“So if you spend a month trying to find the right person and then a week after you hire them they’re the wrong person and you have to let them go or they leave on their own, you have to start the whole process all over again," Barbo said. “We can cut back on the turnover and help businesses make better hires the first time.”
Energy and passion
Two recent Industry hires include former A.S. president Jonathan Cole
(’15) and Kellen McAvoy
('13), the company’s digital marketing manager who joined the team from a larger agency. McAvoy said she enjoys the company’s collegial environment.
“The energy and passion of every team member here is really contagious,” McAvoy said. “Everyone loves what they do, they love why they do it and I think that's really important in the workplace."
McAvoy returns to SDSU’s School of Journalism and Media Studies each semester as a guest speaker in associate professor Rebecca Coates Nee
’s digital marketing class. Among the goals she has set in her new position is to help establish an internship program at Industry to help provide students with a “real world” experience before graduating.
It’s a goal Barbo fully supports.
"We want to give Aztecs the opportunity to come and learn from the leaders who are currently working with us in the company,” he said. “As we continue to expand and grow our own team, those interns can eventually become employees, so if we can bring more Aztecs aboard, that's a win-win for us."
Next generation of entrepreneurs
Barbo cites his own leadership experience at SDSU with the success he enjoys today.
“Being A.S. president made me a better leader and gave me the confidence that maybe I could pursue being an entrepreneur instead of going to work for someone,” he said. “I don't think I would be where I am today if not for those leadership opportunities and the mentors I surrounded myself with every single day.”
Barbo has a great deal of confidence in Industry and optimism for the company’s future. He feels the same about SDSU.

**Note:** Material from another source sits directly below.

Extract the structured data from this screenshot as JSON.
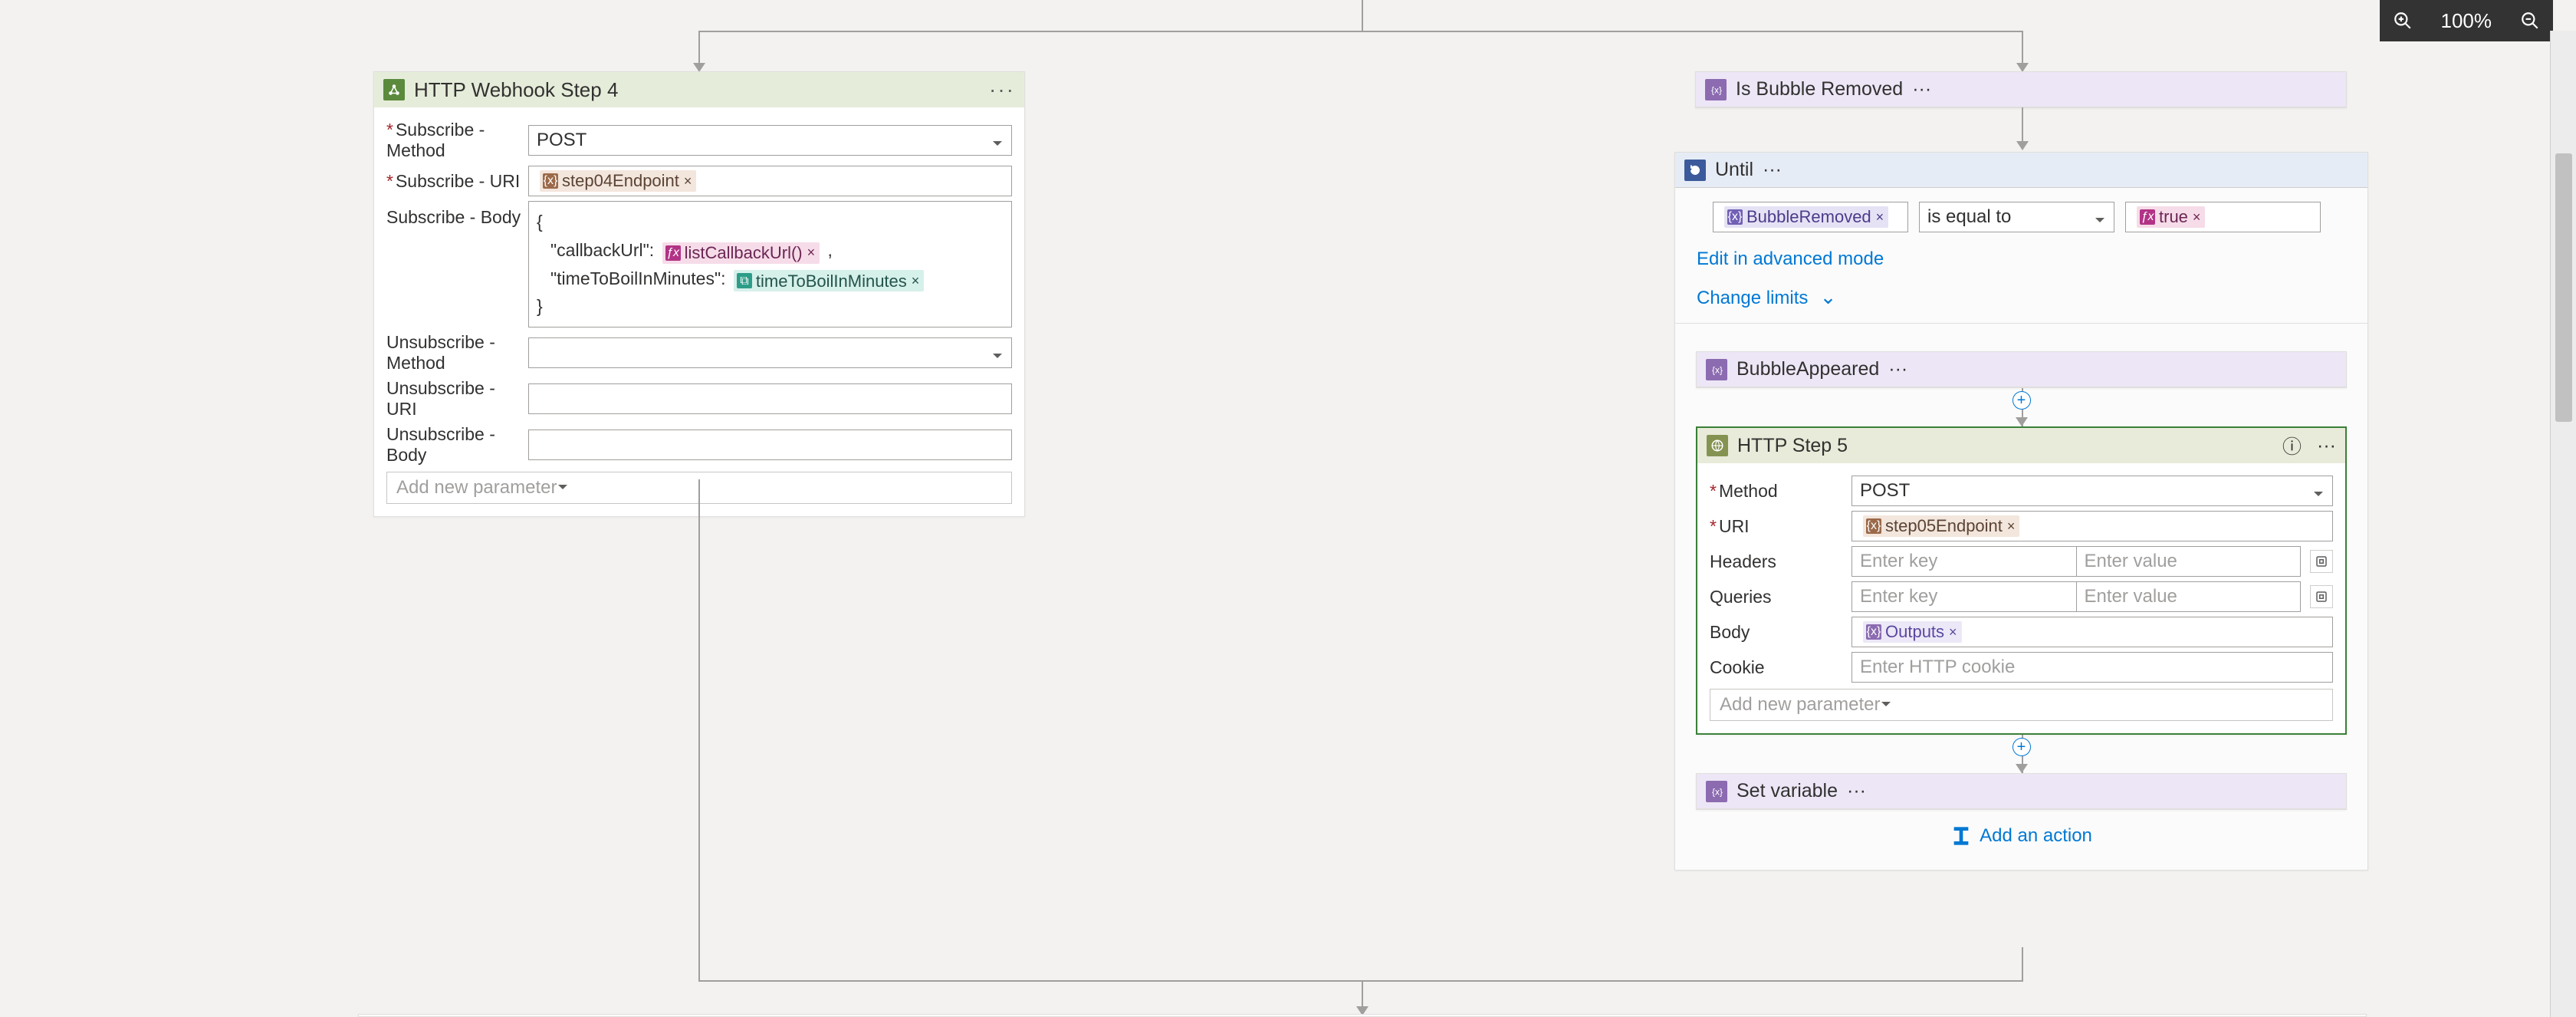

“I think San Diego State, specifically, is going to be responsible for the next great generation of entrepreneurs coming out of California, truly. We're going to compete head-on with the best."
With every intent of succeeding.
Two months. That’s how long it took